**What to do**
Return all lines of the listing below that carry the word "Display".
----------
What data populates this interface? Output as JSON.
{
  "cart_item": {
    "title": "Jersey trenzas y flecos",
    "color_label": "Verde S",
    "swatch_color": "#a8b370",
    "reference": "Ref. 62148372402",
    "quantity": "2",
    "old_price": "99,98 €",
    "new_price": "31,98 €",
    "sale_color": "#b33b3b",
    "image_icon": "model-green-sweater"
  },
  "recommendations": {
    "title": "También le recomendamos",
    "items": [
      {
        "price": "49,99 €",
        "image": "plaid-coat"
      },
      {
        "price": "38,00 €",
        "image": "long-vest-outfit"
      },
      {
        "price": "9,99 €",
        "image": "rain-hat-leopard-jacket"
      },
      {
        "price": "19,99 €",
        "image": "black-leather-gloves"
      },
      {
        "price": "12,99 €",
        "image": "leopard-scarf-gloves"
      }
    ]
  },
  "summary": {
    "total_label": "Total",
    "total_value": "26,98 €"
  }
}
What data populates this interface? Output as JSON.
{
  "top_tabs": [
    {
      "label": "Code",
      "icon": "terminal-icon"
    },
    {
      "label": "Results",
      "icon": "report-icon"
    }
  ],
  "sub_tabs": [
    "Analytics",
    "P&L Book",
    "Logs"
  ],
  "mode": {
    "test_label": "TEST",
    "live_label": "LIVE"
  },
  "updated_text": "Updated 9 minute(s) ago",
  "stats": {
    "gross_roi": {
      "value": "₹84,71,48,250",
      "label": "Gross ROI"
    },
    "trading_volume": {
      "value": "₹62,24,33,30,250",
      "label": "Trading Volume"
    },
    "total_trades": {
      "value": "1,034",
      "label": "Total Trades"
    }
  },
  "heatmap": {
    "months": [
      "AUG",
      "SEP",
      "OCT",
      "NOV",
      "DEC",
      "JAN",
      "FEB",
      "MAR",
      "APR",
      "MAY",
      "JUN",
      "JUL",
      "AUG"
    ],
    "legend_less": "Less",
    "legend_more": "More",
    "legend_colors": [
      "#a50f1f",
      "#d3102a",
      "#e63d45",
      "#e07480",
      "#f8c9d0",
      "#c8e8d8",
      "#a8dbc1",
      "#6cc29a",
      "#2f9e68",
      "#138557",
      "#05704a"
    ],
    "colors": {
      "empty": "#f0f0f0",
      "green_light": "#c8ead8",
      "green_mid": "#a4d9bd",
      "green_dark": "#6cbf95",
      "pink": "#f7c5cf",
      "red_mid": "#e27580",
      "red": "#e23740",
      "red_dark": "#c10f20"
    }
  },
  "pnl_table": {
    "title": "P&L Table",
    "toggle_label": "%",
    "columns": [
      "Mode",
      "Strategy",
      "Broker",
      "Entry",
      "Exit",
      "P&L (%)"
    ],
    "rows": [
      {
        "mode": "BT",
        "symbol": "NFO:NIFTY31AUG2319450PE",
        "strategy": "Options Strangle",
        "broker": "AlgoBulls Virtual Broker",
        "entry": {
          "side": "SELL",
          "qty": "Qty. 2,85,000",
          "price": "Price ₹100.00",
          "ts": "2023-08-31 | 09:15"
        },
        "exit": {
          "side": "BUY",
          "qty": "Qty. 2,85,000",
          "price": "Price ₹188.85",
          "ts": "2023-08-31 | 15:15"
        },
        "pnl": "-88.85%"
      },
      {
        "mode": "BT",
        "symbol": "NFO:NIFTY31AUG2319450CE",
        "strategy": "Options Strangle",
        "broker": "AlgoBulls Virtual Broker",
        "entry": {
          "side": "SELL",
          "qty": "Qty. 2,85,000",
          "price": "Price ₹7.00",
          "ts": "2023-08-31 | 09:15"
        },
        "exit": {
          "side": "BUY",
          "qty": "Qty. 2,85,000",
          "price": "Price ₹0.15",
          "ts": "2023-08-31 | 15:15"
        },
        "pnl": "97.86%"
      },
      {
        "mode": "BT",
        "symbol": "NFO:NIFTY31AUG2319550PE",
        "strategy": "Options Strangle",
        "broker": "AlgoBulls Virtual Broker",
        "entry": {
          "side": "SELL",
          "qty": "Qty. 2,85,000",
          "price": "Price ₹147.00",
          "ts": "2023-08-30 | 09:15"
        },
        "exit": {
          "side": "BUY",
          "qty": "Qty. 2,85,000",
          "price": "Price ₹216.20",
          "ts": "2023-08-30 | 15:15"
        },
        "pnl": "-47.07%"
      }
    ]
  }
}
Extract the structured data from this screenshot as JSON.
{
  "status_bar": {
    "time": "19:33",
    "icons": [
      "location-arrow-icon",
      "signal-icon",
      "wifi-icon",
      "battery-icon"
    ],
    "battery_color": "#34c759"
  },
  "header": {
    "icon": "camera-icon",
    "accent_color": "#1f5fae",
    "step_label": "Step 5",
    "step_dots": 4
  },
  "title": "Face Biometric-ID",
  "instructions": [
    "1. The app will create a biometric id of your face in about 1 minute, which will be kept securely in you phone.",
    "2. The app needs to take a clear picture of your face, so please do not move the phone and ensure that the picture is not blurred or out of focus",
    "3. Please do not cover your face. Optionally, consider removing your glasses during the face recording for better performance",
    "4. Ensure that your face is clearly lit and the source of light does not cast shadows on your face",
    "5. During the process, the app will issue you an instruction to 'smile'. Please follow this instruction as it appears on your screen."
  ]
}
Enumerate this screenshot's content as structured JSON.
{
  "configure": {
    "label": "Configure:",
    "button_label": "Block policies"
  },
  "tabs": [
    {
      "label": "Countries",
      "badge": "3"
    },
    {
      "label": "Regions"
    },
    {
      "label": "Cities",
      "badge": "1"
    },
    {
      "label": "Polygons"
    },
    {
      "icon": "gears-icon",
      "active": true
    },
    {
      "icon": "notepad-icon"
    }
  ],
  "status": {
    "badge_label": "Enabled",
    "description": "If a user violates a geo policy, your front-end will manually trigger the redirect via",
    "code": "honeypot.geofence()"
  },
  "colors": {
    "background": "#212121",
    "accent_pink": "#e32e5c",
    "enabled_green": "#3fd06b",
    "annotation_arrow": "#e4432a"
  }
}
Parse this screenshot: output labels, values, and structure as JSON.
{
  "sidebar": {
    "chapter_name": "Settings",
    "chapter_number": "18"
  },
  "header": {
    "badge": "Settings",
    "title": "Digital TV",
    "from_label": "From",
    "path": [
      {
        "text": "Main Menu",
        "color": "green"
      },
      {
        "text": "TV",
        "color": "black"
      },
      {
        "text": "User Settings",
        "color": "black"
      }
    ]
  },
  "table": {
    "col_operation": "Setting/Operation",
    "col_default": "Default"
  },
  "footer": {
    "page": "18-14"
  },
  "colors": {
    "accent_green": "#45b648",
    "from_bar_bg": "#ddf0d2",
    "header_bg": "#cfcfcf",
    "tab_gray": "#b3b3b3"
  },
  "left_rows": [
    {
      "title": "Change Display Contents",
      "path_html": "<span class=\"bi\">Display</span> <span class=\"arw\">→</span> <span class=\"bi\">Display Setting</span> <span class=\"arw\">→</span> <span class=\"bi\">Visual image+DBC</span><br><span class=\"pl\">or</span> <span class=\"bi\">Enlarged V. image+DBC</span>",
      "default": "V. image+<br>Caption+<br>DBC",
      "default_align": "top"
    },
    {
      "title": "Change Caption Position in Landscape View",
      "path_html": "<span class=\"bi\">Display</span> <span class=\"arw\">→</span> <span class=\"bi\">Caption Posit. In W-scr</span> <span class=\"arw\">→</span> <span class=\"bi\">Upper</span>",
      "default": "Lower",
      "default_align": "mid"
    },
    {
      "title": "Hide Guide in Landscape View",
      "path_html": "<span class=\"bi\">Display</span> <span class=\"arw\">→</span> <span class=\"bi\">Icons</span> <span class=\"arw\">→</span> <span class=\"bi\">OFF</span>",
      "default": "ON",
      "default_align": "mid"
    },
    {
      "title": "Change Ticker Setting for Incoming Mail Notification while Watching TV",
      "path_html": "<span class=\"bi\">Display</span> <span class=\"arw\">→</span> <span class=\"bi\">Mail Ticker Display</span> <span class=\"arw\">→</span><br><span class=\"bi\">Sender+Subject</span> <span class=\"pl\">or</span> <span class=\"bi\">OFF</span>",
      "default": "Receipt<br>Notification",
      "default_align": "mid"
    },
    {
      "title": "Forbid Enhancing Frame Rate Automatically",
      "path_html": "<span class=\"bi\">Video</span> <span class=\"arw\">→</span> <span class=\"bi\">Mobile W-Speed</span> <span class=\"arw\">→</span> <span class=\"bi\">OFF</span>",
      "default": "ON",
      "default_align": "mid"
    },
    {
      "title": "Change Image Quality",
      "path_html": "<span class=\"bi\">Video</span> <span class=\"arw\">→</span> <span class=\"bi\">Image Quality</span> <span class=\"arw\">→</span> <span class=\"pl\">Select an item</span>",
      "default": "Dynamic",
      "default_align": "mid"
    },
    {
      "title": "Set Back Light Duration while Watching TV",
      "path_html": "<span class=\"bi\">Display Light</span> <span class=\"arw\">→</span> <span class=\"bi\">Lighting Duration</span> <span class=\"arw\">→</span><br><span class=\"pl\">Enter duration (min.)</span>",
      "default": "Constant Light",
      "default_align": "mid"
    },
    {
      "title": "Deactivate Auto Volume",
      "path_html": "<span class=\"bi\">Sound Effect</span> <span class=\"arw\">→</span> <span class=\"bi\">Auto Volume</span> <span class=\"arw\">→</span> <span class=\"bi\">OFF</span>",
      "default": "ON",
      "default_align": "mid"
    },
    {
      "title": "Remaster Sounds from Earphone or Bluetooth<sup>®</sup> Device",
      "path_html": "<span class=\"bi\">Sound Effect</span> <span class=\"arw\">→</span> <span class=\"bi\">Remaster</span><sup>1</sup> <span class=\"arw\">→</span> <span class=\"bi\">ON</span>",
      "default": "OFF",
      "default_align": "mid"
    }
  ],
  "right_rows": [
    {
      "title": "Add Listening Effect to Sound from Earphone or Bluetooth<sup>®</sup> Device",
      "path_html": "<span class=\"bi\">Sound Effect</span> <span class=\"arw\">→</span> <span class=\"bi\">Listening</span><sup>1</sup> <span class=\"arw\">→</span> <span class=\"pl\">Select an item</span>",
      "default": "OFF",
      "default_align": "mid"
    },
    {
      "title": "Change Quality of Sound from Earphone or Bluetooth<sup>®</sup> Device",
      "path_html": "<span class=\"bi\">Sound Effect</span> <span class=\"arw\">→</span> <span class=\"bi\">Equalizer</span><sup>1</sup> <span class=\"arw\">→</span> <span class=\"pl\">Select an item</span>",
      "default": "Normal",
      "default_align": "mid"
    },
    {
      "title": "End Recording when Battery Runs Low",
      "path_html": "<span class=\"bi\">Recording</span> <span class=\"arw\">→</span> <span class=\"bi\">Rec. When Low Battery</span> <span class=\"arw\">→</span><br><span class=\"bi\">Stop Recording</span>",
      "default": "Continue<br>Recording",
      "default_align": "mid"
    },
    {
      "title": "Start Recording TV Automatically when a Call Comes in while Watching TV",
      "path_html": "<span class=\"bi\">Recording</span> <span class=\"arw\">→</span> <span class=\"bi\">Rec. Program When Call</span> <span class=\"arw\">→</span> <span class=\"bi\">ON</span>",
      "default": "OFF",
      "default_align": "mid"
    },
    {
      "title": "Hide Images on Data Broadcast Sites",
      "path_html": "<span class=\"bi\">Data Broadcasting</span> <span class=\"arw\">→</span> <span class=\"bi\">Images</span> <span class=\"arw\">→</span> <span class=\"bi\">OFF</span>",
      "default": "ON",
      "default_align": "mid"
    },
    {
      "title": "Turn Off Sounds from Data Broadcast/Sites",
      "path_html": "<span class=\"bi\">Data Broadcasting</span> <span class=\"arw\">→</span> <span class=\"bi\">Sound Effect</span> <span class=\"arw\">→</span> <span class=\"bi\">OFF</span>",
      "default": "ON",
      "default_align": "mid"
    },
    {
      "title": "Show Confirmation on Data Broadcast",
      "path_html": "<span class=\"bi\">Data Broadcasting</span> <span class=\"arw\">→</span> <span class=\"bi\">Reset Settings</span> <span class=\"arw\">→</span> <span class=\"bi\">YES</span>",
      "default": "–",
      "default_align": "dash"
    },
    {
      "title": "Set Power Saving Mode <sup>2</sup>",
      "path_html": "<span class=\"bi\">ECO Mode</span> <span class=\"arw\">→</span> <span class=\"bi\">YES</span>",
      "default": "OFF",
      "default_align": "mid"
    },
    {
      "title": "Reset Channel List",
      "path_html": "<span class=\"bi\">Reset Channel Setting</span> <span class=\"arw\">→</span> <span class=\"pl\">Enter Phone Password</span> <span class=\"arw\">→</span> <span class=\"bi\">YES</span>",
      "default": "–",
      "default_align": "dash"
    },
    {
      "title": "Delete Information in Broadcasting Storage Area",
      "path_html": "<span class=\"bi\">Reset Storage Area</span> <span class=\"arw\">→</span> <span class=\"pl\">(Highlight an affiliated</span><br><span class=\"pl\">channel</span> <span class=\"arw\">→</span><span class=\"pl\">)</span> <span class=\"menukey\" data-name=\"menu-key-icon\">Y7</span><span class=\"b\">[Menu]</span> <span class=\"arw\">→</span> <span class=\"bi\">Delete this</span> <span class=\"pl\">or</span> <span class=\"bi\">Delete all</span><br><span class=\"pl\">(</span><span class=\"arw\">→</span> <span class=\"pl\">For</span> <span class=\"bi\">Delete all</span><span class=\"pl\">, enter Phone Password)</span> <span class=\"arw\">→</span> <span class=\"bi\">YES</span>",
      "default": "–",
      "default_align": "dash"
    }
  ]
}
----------
**Written solution**
      "title": "Change Display Contents",
      "path_html": "<span class=\"bi\">Display</span> <span class=\"arw\">→</span> <span class=\"bi\">Display Setting</span> <span class=\"arw\">→</span> <span class=\"bi\">Visual image+DBC</span><br><span class=\"pl\">or</span> <span class=\"bi\">Enlarged V. image+DBC</span>",
      "path_html": "<span class=\"bi\">Display</span> <span class=\"arw\">→</span> <span class=\"bi\">Caption Posit. In W-scr</span> <span class=\"arw\">→</span> <span class=\"bi\">Upper</span>",
      "path_html": "<span class=\"bi\">Display</span> <span class=\"arw\">→</span> <span class=\"bi\">Icons</span> <span class=\"arw\">→</span> <span class=\"bi\">OFF</span>",
      "path_html": "<span class=\"bi\">Display</span> <span class=\"arw\">→</span> <span class=\"bi\">Mail Ticker Display</span> <span class=\"arw\">→</span><br><span class=\"bi\">Sender+Subject</span> <span class=\"pl\">or</span> <span class=\"bi\">OFF</span>",
      "path_html": "<span class=\"bi\">Display Light</span> <span class=\"arw\">→</span> <span class=\"bi\">Lighting Duration</span> <span class=\"arw\">→</span><br><span class=\"pl\">Enter duration (min.)</span>",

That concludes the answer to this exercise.